They also stress expanding the bracket of compulsory education up to class X for keeping the process of producing educated, skilled manpower rolling at a pace to fulfill the requirement of the growing economy.
They observed that Bangladesh is in a good shape in some indicators to emerge as a middle-income nation but it will not be a sustainable one without creating skilled manpower.
In its election manifesto in 2008, the ruling Awami League had pledged to make Bangladesh a middle-income country by 2021, and it pledged during the 10th parliamentary polls to make the country a developed one by 2041.
Prof Emeritus of Dhaka University Serajul Islam Choudhury said the government must increase the expenditure in education to fulfill the goals.
The budgetary allocation should be no less than 6 percent of the country’s GDP which is now only two percent, he said adding that there is no alternative to educated and skilled manpower for the desired progress.
Priority should be given to expansion of technical education for producing skilled manpower and the focus should be on making it accessible to students as early as they pass the primary level so that the meritorious students could be attracted, he said.

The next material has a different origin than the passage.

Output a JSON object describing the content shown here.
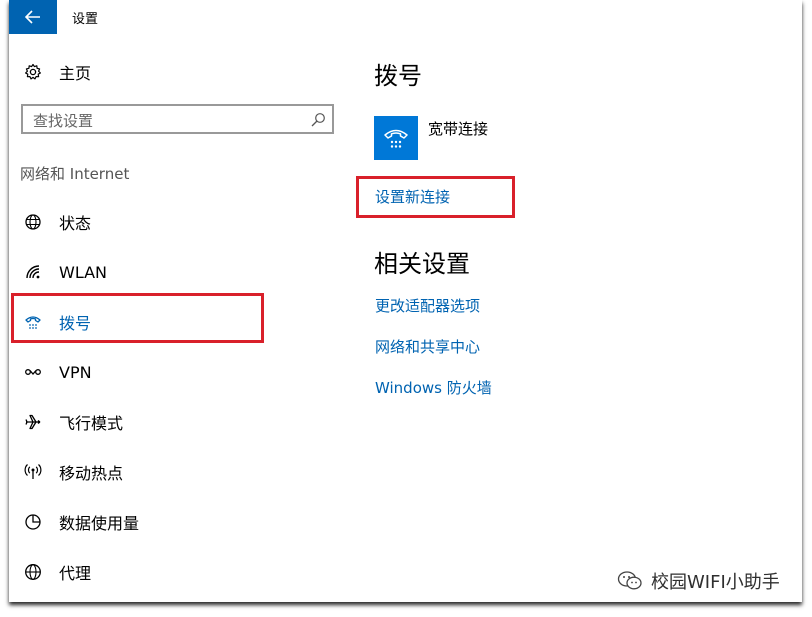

Besides, Prof Serajul Islam noted, the quality of education must also improve.
Stressing the need for improving the teaching standards for skill development, he said the government must increase the salary and uplift the dignity of teachers.
Education expert Prof Siddiqur Rahman said the country’s education system must be overhauled to make available the skilled manpower needed to move to a middle-income economy soon.
“There’s no alternative to education to create skilled manpower for achieving the status of a middle-income nation and a developed country respectively,” he said.
Siddiqur, a professor of the Institute of Research and Education (IER) at Dhaka University, recommended introducing time-befitting education curricula and examination system with a focus on technology use in the classroom.
He also suggested making the education compulsory up to class VIII and class X in phases and improving the efficiency of teachers through training programs.
“The salaries of teachers must increase to attract meritorious people to the profession as it’s not possible to build a good nation without good teachers. On top of it, all the educational institutes must be provided with scientific equipment to make the education more pragmatic,” he said.
Prof Siddiqur called for introducing stipends for poor students alongside ensuring punitive measures against guardians for their failure to send the children to schools.
Prof Syed Manzoorul Islam of English Department at the Dhaka University said, “The government can establish a pool of experienced people for the development of human resources. They’ll suggest the government in which sector it can invest for the human resource development.”
He emphasized learning language, particularly English, that will help many people to get oversees jobs.
Primary and Mass Education Secretary Kazi Akhtar Hossain told that the government has an extensive plan for the expansion of education with a view to creating skilled manpower in the country.
Experts stress quality edn for overall dev